Some of the things I do every night: I power down all my electronics and turn off the power strip connected to my internet and my giant television; I turn on my fan (even in the winter—homegirl likes her white noise!); I drink some water; I send nice thoughts in my head to people I love or to people who need it.
So now I ask you: What is your non-negotiable-if-you-had-to-pick-just-one-ticket-to-health habit?
And when it comes to sleep: Do YOU have a bedtime ritual?
Today’s inspiration comes Beka Meyer, of Caldwell, Idaho. Not only does this vegetarian paella sound delicious but it came with a testimonial from someone slowly shifting their diet to be more vegan—and loving it! (That’s a picture of Valencia by the way, this dish’s city of origin—do any of you have similar success stories?)
Here’s Beka’s email:
I’ve been eating vegan-ish since I read The China Study (-ish because I still have tons of chicken in the freezer that I am slowly getting through!) a few months ago and I am loving it! I’ve lost 18 lbs so far and I’m not hungry at all, I stopped counting calories too! Even my husband is on board with being vegan-ish and he is well known for his love of hotdogs and quesadillas! My 4 year old is loving that we always have spinach and tomatoes, apples, and oranges on hand, but being her father’s child, still needs her hotdogs. I found the following recipe in a book called The Vegan Handbook that I checked out from the library and it is so good! It is a bit of work to do, but so worth it! I made it for my in-laws (who buy their beef by the cow, not the pound) and they loved it and asked for the recipe!
1 tablespoon oil
2 medium onions, finely chopped
2 cloves garlic, minced
1-1/2 cups white rice
3-1/2 cups water
1 cup fresh or frozen peas
½ cup chopped green olives
1 medium sweet pepper, finely chopped
1 teaspoon oregano
1 teaspoon salt
½ teaspoon pepper
A few threads or pinch of pure saffron
1 cup lightly fried sliced mushrooms
1 cup asparagus, chopped
½ cup toasted blanched almonds
Pre-heat oven to 400 degrees. Heat oil in a frying pan, then saute onions and garlic over medium heat for 12 minutes. Add rice and stir-fry for another 2 minutes. Transfer frying pan contents to a 9×13 inch pyrex dish. Stir in water, peas, olives, sweet pepper, oregano, salt, pepper, saffron, then cover. Bake in oven for 30 minutes. Combine mushrooms, asparagus and almonds, then spread evenly over top. Recover and bake for a further 25 minutes or until rice is well-cooked. Serve hot from pan.Image of Valencia via
I’m at a conference hosted by Dr. Andrew Weil, a kind of hero of ours who, at 70, embodies the idea that if you eat an antiinflammatory diet, get a lot of sleep, exercise, meditate and eat mushrooms, you’ll be just fine. (Not that kind of mushrooms, you guys! Though, hey.)
This is the Nutrition and Health Conference in San Francisco, where doctors, nurses, nutritionists and other healthcare professionals (with a few journalist interlopers) come together to learn from the best of the best in integrative medicine.
It’s like being in college and taking classes with all tbe best teachers, back to back to back, in two packed days.
Some topics came up over and over: plant-based or mostly plant-based diet.

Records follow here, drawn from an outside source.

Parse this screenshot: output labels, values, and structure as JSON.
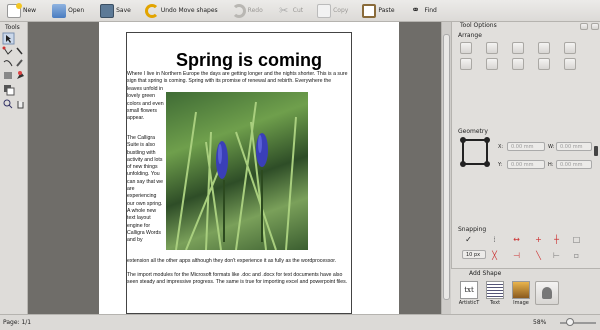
{
  "toolbar": {
    "items": [
      {
        "label": "New",
        "icon": "new-icon",
        "enabled": true
      },
      {
        "label": "Open",
        "icon": "open-icon",
        "enabled": true
      },
      {
        "label": "Save",
        "icon": "save-icon",
        "enabled": true
      },
      {
        "label": "Undo Move shapes",
        "icon": "undo-icon",
        "enabled": true
      },
      {
        "label": "Redo",
        "icon": "redo-icon",
        "enabled": false
      },
      {
        "label": "Cut",
        "icon": "cut-icon",
        "enabled": false
      },
      {
        "label": "Copy",
        "icon": "copy-icon",
        "enabled": false
      },
      {
        "label": "Paste",
        "icon": "paste-icon",
        "enabled": true
      },
      {
        "label": "Find",
        "icon": "find-icon",
        "enabled": true
      }
    ]
  },
  "tools": {
    "title": "Tools"
  },
  "document": {
    "title": "Spring is coming",
    "para1_intro": "Where I live in Northern Europe the days are getting longer and the nights shorter. This is a sure sign that spring is coming. Spring with its promise of renewal and rebirth. Everywhere the",
    "para1_left": "leaves unfold in lovely green colors and even small flowers appear.",
    "para2_left": "The Calligra Suite is also bustling with activity and lots of new things unfolding. You can say that we are experiencing our own spring. A whole new text layout engine for Calligra Words and by",
    "para2_end": "extension all the other apps although they don't experience it as fully as the wordprocessor.",
    "para3": "The import modules for the Microsoft formats like .doc and .docx for text documents have also seen steady and impressive progress. The same is true for importing excel and powerpoint files."
  },
  "tool_options": {
    "title": "Tool Options",
    "arrange_label": "Arrange",
    "geometry_label": "Geometry",
    "x_label": "X:",
    "y_label": "Y:",
    "w_label": "W:",
    "h_label": "H:",
    "x_value": "0.00 mm",
    "y_value": "0.00 mm",
    "w_value": "0.00 mm",
    "h_value": "0.00 mm",
    "snapping_label": "Snapping",
    "snap_distance": "10 px"
  },
  "add_shape": {
    "title": "Add Shape",
    "items": [
      {
        "label": "ArtisticT",
        "icon": "artistic-text-icon"
      },
      {
        "label": "Text",
        "icon": "text-shape-icon"
      },
      {
        "label": "Image",
        "icon": "image-shape-icon"
      }
    ]
  },
  "status": {
    "page": "Page: 1/1",
    "zoom": "58%"
  },
  "colors": {
    "accent": "#4a7cc0",
    "canvas": "#6f6d69",
    "panel": "#e1dfdc"
  }
}
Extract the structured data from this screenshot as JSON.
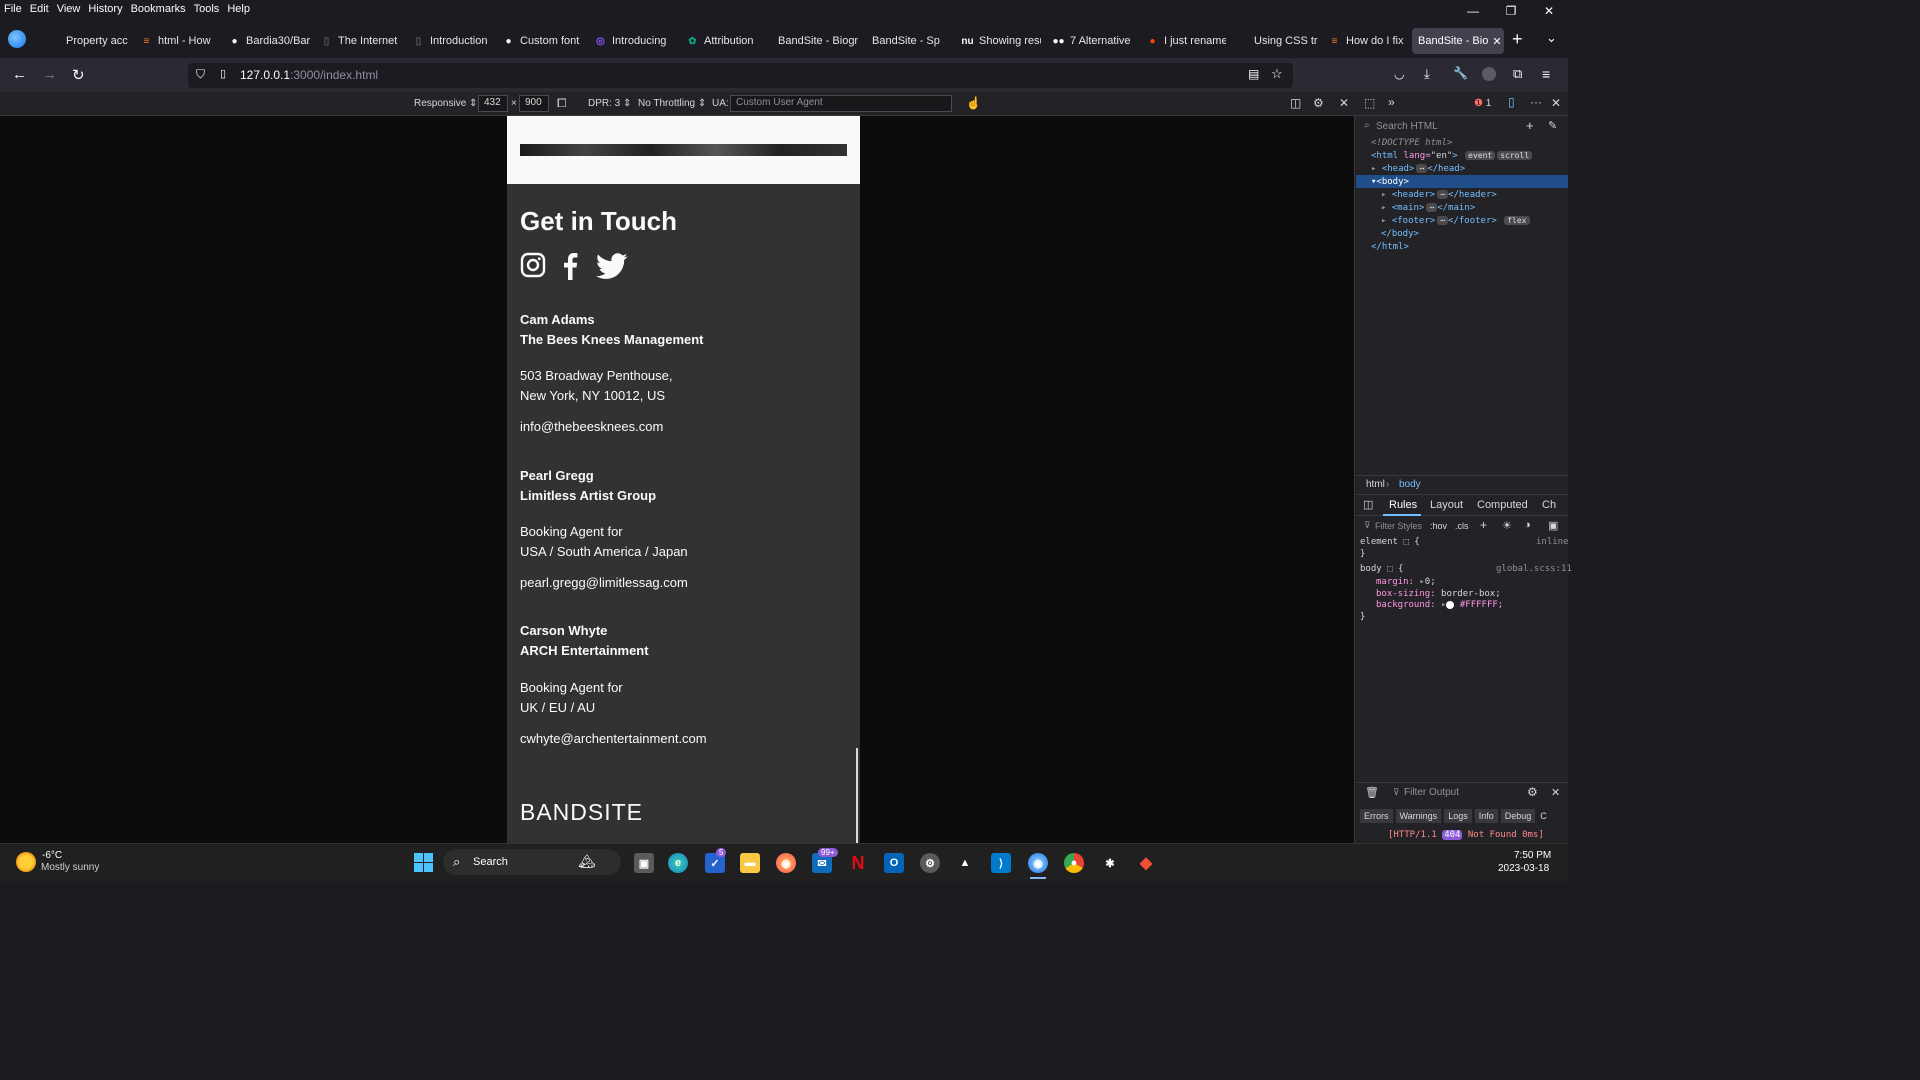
{
  "menu": [
    "File",
    "Edit",
    "View",
    "History",
    "Bookmarks",
    "Tools",
    "Help"
  ],
  "window_controls": {
    "minimize": "—",
    "restore": "❐",
    "close": "✕"
  },
  "tabs": [
    {
      "label": "Property acc",
      "icon": "medium-icon",
      "glyph": "M",
      "color": "#1c1b22"
    },
    {
      "label": "html - How",
      "icon": "stackoverflow-icon",
      "glyph": "≡",
      "color": "#f48024"
    },
    {
      "label": "Bardia30/Bar",
      "icon": "github-icon",
      "glyph": "●",
      "color": "#fbfbfe"
    },
    {
      "label": "The Internet",
      "icon": "page-icon",
      "glyph": "▯",
      "color": "#5b5b66"
    },
    {
      "label": "Introduction",
      "icon": "page-icon",
      "glyph": "▯",
      "color": "#5b5b66"
    },
    {
      "label": "Custom font",
      "icon": "github-icon",
      "glyph": "●",
      "color": "#fbfbfe"
    },
    {
      "label": "Introducing",
      "icon": "firefox-icon",
      "glyph": "◎",
      "color": "#9059ff"
    },
    {
      "label": "Attribution",
      "icon": "chatgpt-icon",
      "glyph": "✿",
      "color": "#10a37f"
    },
    {
      "label": "BandSite - Biogr",
      "icon": "",
      "glyph": "",
      "color": ""
    },
    {
      "label": "BandSite - Sp",
      "icon": "",
      "glyph": "",
      "color": ""
    },
    {
      "label": "Showing resu",
      "icon": "notion-icon",
      "glyph": "nu",
      "color": "#fbfbfe"
    },
    {
      "label": "7 Alternative",
      "icon": "medium-icon",
      "glyph": "●●",
      "color": "#fbfbfe"
    },
    {
      "label": "I just rename",
      "icon": "reddit-icon",
      "glyph": "●",
      "color": "#ff4500"
    },
    {
      "label": "Using CSS tra",
      "icon": "medium-icon",
      "glyph": "M",
      "color": "#1c1b22"
    },
    {
      "label": "How do I fix",
      "icon": "stackoverflow-icon",
      "glyph": "≡",
      "color": "#f48024"
    },
    {
      "label": "BandSite - Bio",
      "icon": "",
      "glyph": "",
      "color": ""
    }
  ],
  "url": {
    "host": "127.0.0.1",
    "rest": ":3000/index.html"
  },
  "rdm": {
    "device": "Responsive",
    "width": "432",
    "height": "900",
    "dpr": "DPR: 3",
    "throttle": "No Throttling",
    "ua_label": "UA:",
    "ua_placeholder": "Custom User Agent"
  },
  "site": {
    "heading": "Get in Touch",
    "contacts": [
      {
        "name": "Cam Adams",
        "org": "The Bees Knees Management",
        "line1": "503 Broadway Penthouse,",
        "line2": "New York, NY 10012, US",
        "email": "info@thebeesknees.com"
      },
      {
        "name": "Pearl Gregg",
        "org": "Limitless Artist Group",
        "line1": "Booking Agent for",
        "line2": "USA / South America / Japan",
        "email": "pearl.gregg@limitlessag.com"
      },
      {
        "name": "Carson Whyte",
        "org": "ARCH Entertainment",
        "line1": "Booking Agent for",
        "line2": "UK / EU / AU",
        "email": "cwhyte@archentertainment.com"
      }
    ],
    "logo": "BANDSITE"
  },
  "devtools": {
    "search_placeholder": "Search HTML",
    "tree": {
      "doctype": "<!DOCTYPE html>",
      "html_open": "<html",
      "lang_attr": "lang=",
      "lang_val": "\"en\"",
      "html_close": ">",
      "event": "event",
      "scroll": "scroll",
      "head": "<head>",
      "head_close": "</head>",
      "body": "<body>",
      "header": "<header>",
      "header_close": "</header>",
      "main": "<main>",
      "main_close": "</main>",
      "footer": "<footer>",
      "footer_close": "</footer>",
      "flex": "flex",
      "body_close": "</body>",
      "html_end": "</html>"
    },
    "breadcrumb": [
      "html",
      "body"
    ],
    "tabs": [
      "Rules",
      "Layout",
      "Computed",
      "Ch"
    ],
    "filter_placeholder": "Filter Styles",
    "hov": ":hov",
    "cls": ".cls",
    "rules": {
      "element": "element",
      "inline": "inline",
      "body": "body",
      "source": "global.scss:11",
      "margin_prop": "margin:",
      "margin_val": "0;",
      "boxsizing_prop": "box-sizing:",
      "boxsizing_val": "border-box;",
      "bg_prop": "background:",
      "bg_val": "#FFFFFF;"
    },
    "console_filter": "Filter Output",
    "console_tabs": [
      "Errors",
      "Warnings",
      "Logs",
      "Info",
      "Debug",
      "C"
    ],
    "console_msg_pre": "[HTTP/1.1",
    "console_code": "404",
    "console_msg_post": "Not Found 0ms]",
    "error_count": "1"
  },
  "taskbar": {
    "temp": "-6°C",
    "weather": "Mostly sunny",
    "search": "Search",
    "time": "7:50 PM",
    "date": "2023-03-18",
    "badge_mail": "99+",
    "badge_todo": "5"
  }
}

Another? The idea of food and good nutrition as…medicine. “Eat your medication,” one guy said.
So we want to know from you. Do you believe that proper nutrition is nature’s best medicine? And further, because nothing looks better than health: Do you think food and nutrition affect your looks?